Page and application data records:
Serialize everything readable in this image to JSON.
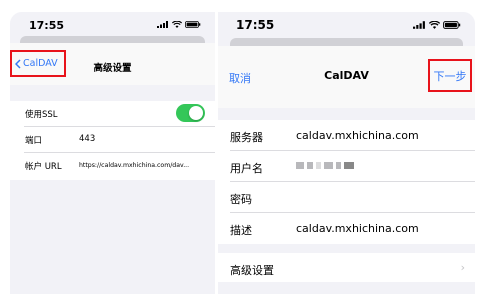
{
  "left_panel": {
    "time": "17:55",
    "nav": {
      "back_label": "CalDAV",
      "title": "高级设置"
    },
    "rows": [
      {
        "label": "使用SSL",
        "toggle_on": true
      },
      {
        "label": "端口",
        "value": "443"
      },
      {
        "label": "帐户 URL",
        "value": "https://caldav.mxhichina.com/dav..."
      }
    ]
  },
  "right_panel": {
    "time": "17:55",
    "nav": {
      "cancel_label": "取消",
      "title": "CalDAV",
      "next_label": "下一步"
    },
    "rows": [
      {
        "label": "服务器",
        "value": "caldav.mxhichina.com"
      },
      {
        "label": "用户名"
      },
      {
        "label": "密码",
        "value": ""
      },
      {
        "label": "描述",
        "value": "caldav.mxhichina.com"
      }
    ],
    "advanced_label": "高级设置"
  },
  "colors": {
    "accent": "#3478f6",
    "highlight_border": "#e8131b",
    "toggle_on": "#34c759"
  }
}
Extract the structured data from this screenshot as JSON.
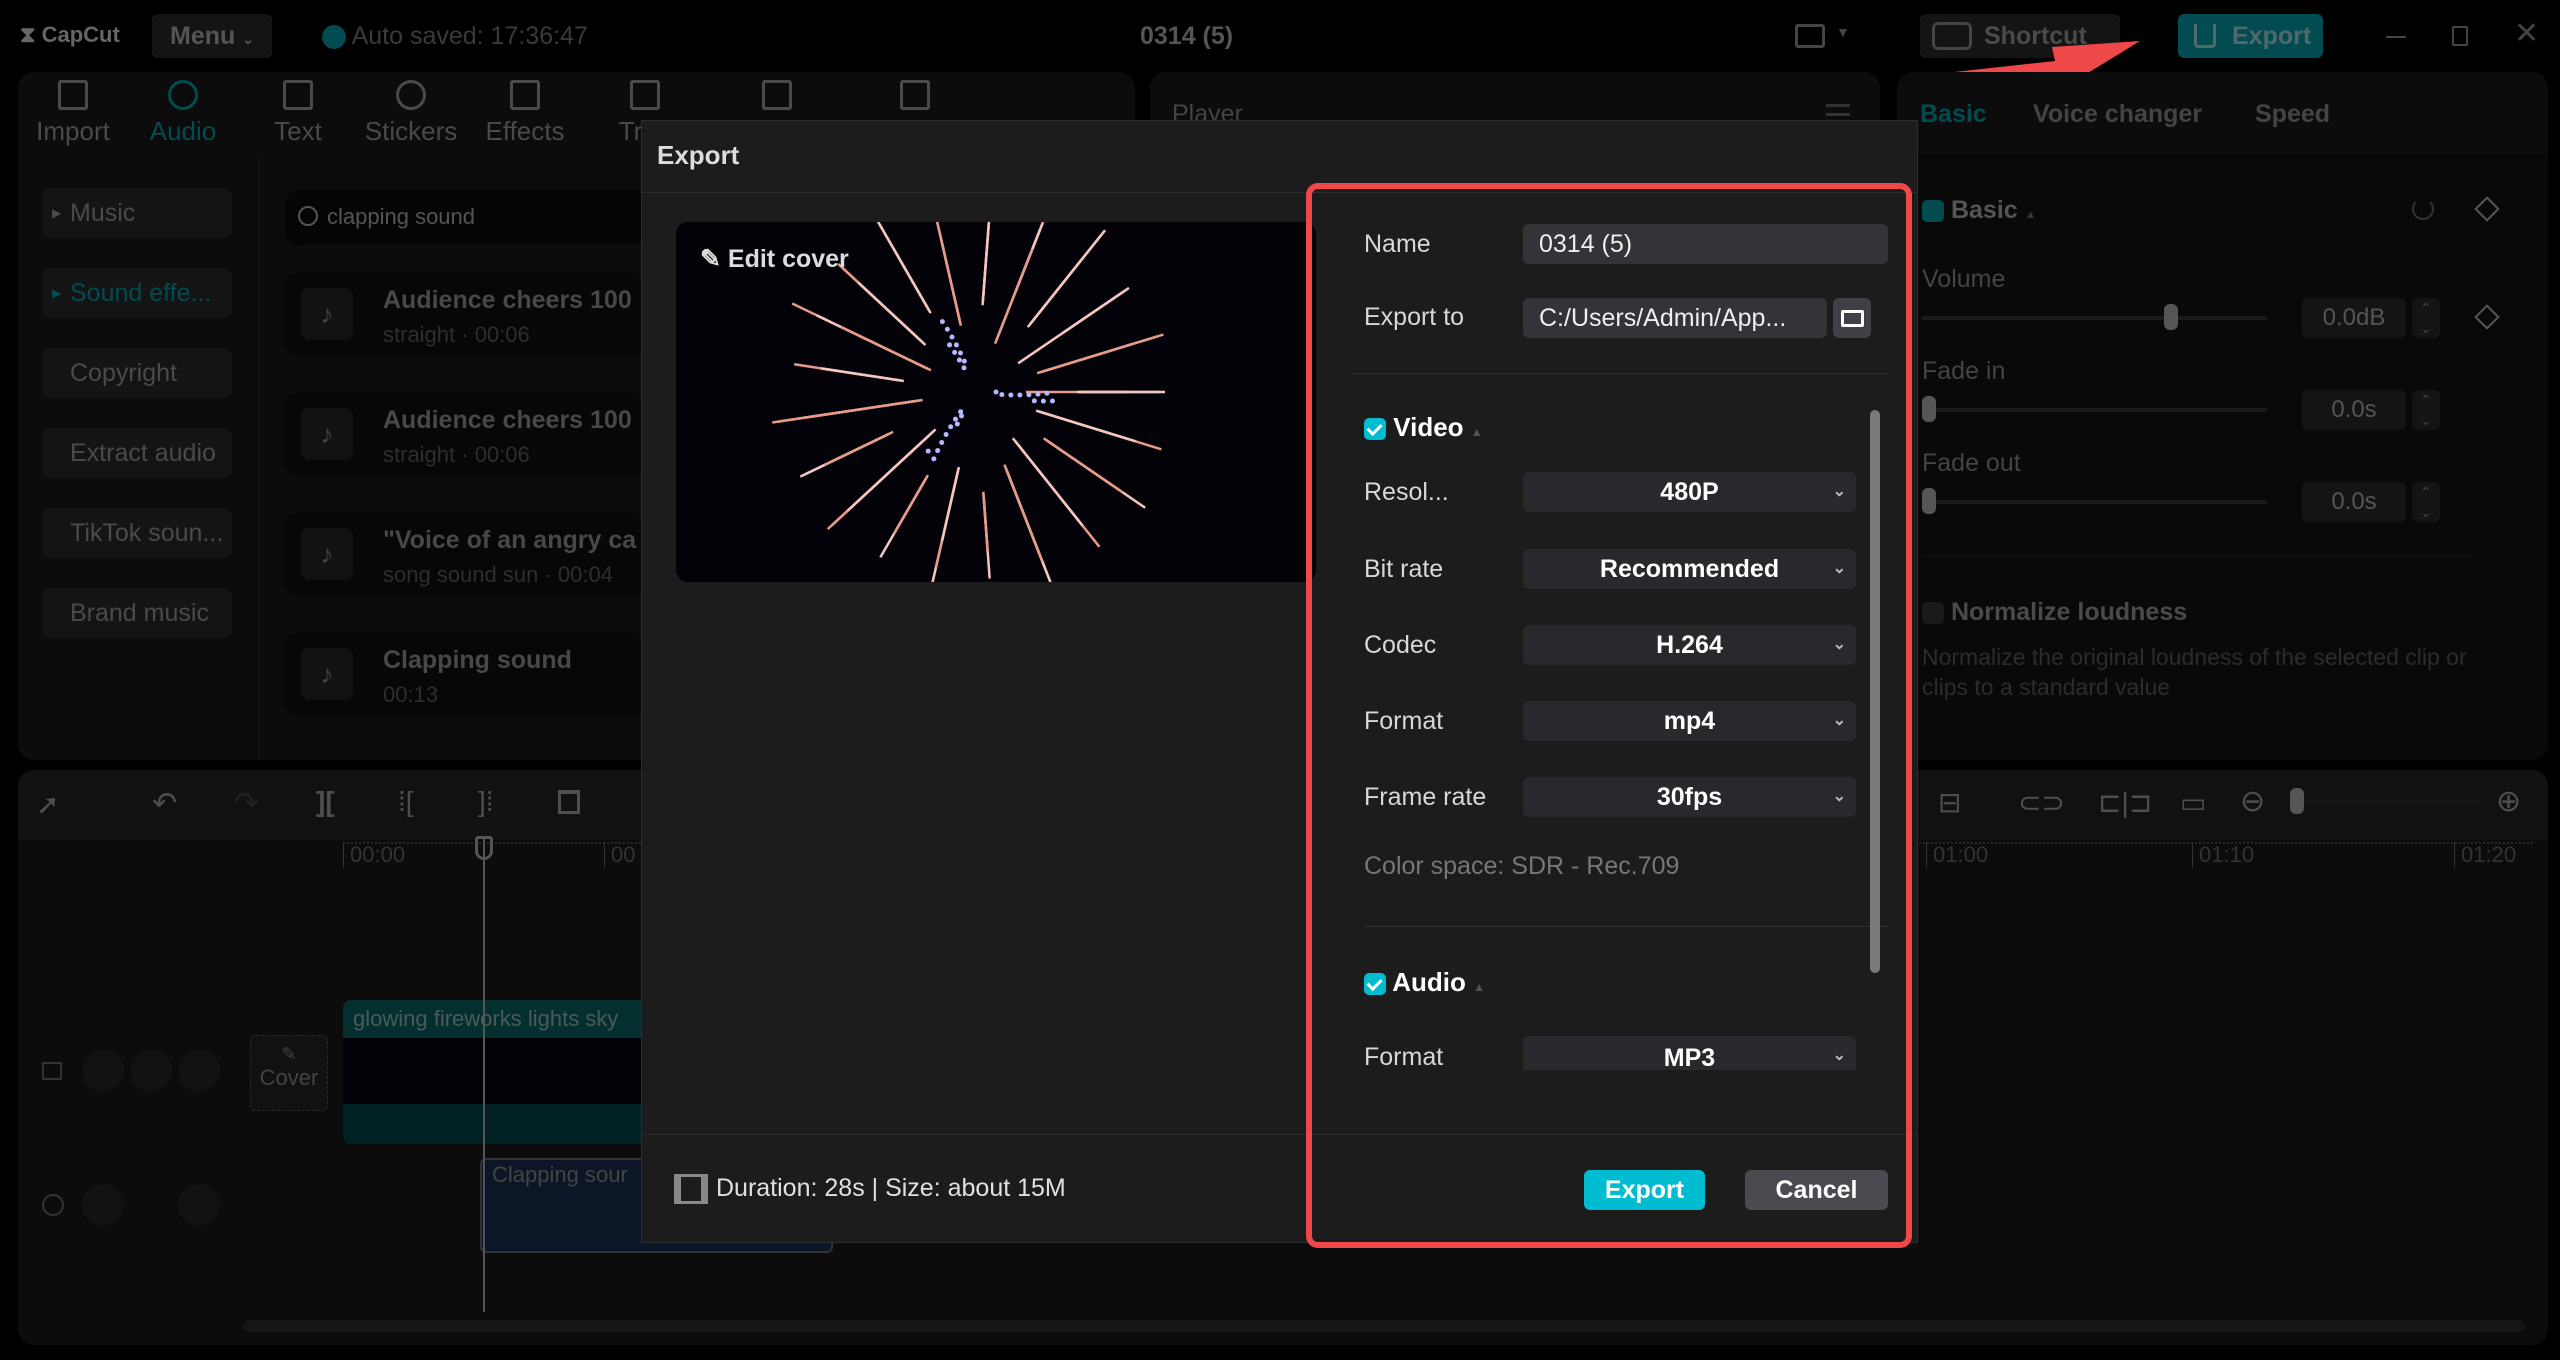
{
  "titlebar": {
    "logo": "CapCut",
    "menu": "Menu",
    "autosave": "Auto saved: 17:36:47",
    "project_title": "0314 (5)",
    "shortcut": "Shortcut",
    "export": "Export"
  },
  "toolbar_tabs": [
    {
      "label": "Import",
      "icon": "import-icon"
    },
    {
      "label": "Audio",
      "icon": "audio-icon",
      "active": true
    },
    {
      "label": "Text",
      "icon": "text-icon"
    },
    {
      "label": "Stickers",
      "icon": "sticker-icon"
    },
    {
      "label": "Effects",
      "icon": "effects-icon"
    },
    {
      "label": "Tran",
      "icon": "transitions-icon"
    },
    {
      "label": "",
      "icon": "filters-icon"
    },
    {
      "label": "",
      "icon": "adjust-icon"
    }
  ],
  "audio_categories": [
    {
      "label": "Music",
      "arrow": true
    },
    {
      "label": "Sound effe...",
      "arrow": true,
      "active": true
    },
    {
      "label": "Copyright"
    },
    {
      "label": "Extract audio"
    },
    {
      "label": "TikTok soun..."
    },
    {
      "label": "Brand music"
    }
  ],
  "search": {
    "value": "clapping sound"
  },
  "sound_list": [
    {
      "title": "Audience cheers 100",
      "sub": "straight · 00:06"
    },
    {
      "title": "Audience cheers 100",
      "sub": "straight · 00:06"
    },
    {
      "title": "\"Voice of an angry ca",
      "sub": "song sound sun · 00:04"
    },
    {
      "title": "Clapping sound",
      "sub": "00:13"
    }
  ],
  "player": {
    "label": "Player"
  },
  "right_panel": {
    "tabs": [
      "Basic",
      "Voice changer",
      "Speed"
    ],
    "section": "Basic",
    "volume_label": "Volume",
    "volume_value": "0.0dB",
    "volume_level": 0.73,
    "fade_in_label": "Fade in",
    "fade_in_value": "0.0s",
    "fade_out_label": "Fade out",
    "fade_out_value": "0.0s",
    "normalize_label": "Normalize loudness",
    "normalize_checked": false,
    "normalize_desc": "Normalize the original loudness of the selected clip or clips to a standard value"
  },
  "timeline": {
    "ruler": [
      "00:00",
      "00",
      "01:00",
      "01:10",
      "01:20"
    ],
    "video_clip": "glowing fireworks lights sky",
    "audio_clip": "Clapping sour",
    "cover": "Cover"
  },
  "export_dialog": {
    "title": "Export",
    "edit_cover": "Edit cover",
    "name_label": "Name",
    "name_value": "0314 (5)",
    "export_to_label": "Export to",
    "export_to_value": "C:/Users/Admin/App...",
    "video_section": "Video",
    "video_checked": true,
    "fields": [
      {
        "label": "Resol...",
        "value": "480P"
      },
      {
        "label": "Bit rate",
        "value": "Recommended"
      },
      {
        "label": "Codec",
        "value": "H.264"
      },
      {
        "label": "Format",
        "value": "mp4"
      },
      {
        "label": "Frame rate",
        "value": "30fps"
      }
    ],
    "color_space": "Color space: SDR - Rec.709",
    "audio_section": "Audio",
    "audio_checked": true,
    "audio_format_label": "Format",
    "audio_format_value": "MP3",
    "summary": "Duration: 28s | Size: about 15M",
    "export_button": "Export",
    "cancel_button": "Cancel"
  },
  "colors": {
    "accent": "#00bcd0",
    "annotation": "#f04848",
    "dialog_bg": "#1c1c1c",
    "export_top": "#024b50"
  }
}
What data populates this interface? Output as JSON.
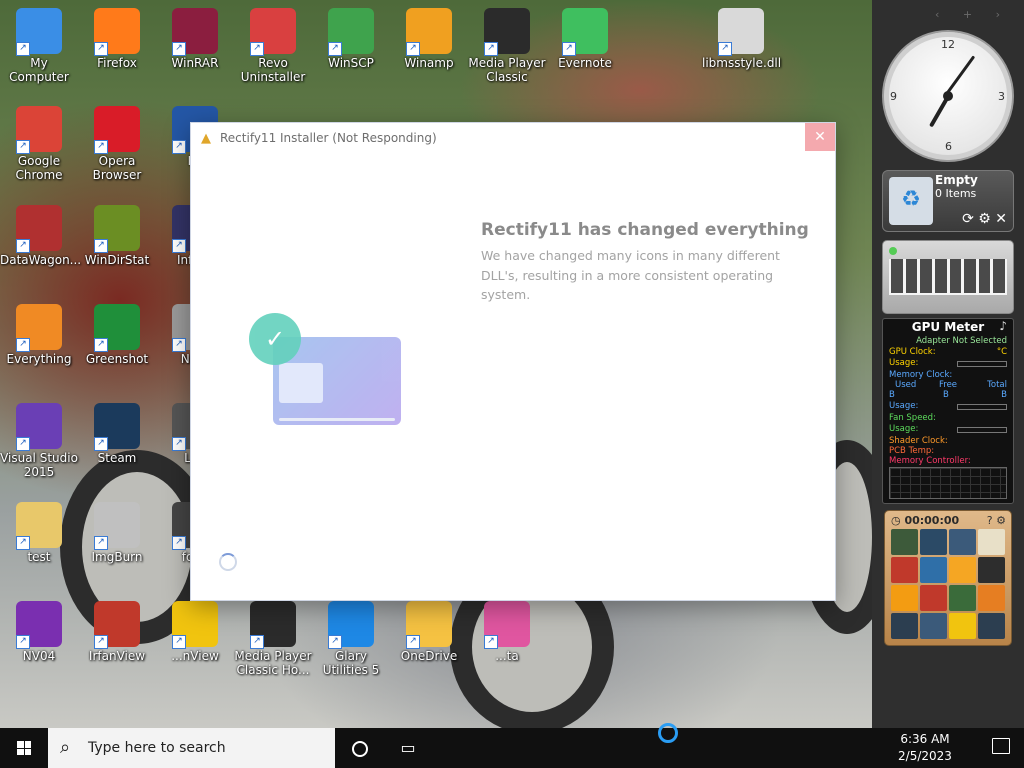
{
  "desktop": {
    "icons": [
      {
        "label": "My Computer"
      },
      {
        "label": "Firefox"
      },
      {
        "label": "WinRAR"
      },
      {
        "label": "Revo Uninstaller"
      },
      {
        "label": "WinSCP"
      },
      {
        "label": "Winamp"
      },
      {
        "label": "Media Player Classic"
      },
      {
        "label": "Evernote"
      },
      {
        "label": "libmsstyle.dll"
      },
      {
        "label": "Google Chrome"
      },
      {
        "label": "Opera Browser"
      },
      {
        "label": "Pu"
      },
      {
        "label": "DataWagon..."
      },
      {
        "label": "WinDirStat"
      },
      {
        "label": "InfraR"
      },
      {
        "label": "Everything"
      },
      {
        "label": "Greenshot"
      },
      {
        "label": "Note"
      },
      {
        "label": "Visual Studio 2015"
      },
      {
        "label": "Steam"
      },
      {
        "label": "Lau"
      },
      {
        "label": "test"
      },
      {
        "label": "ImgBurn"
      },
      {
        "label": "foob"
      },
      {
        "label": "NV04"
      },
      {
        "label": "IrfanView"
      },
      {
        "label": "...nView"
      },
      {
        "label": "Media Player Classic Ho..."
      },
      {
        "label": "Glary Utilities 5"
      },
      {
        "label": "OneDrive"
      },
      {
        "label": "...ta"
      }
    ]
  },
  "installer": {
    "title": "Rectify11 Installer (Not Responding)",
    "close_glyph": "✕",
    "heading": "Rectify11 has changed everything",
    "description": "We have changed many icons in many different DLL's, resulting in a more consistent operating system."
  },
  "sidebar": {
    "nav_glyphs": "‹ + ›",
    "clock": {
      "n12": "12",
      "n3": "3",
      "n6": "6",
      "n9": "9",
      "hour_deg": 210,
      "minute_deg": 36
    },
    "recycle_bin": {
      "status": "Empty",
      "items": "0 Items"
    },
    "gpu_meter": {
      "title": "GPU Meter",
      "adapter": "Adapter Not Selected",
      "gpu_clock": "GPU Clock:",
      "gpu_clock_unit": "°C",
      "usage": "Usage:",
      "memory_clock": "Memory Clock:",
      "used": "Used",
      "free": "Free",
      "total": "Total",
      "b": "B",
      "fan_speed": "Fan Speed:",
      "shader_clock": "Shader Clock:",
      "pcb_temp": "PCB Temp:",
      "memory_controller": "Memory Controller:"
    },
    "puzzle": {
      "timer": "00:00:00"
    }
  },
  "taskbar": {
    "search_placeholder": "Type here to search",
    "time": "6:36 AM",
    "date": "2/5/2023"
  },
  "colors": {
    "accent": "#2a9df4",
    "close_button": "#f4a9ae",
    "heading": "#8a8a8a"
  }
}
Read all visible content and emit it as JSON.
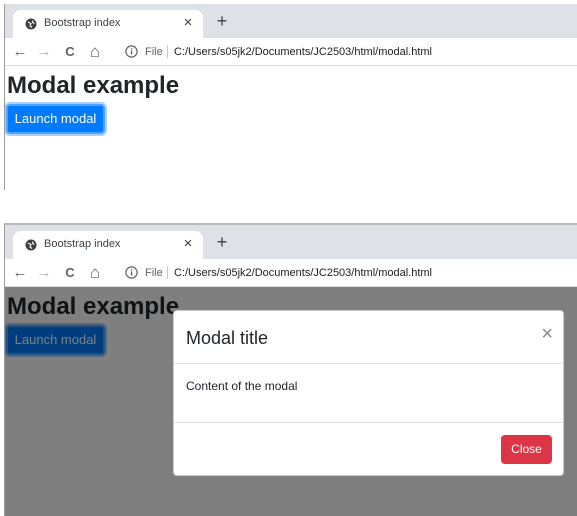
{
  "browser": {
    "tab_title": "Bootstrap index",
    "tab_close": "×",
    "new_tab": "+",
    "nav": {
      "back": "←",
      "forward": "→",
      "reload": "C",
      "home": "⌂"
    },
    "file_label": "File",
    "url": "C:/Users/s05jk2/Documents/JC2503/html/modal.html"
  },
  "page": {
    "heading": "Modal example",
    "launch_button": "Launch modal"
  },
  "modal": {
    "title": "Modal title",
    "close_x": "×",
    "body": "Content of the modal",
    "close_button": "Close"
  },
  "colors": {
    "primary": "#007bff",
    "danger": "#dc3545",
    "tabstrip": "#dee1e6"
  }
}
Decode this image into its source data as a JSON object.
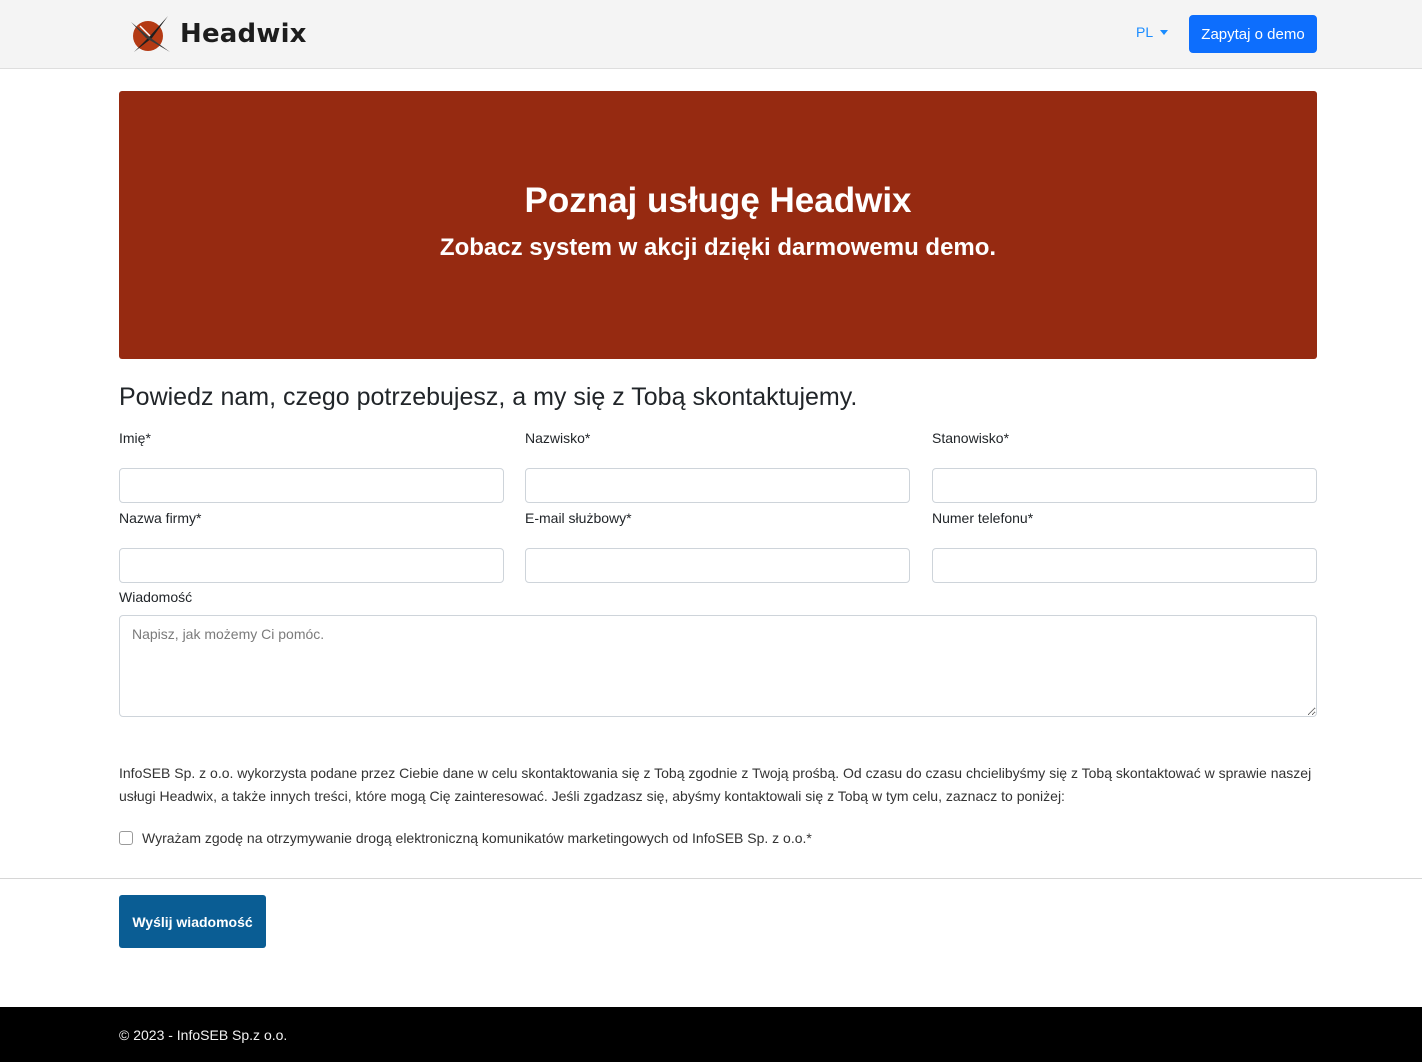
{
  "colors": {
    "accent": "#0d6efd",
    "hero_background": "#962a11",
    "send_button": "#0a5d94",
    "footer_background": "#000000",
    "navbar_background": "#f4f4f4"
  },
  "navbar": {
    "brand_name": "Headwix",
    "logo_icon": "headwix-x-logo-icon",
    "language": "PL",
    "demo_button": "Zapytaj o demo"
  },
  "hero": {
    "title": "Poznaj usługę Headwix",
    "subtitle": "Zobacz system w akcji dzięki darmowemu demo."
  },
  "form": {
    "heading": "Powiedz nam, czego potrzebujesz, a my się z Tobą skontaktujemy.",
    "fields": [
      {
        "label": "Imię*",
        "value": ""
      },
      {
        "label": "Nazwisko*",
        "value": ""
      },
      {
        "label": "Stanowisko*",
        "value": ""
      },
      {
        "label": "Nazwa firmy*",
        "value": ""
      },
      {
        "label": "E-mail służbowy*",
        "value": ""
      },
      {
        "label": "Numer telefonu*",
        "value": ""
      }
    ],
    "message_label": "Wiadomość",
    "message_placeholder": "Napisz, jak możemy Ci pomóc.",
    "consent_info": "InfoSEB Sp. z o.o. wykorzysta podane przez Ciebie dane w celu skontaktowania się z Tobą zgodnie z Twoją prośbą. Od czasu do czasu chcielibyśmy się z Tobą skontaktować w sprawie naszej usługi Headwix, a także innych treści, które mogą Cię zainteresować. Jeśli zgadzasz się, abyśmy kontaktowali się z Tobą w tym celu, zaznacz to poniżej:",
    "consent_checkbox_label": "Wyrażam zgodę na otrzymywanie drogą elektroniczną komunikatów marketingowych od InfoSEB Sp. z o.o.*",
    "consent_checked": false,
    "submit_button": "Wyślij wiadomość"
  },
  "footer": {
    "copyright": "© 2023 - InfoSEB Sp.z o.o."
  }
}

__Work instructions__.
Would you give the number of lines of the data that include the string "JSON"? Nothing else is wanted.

__Result for this task__.
5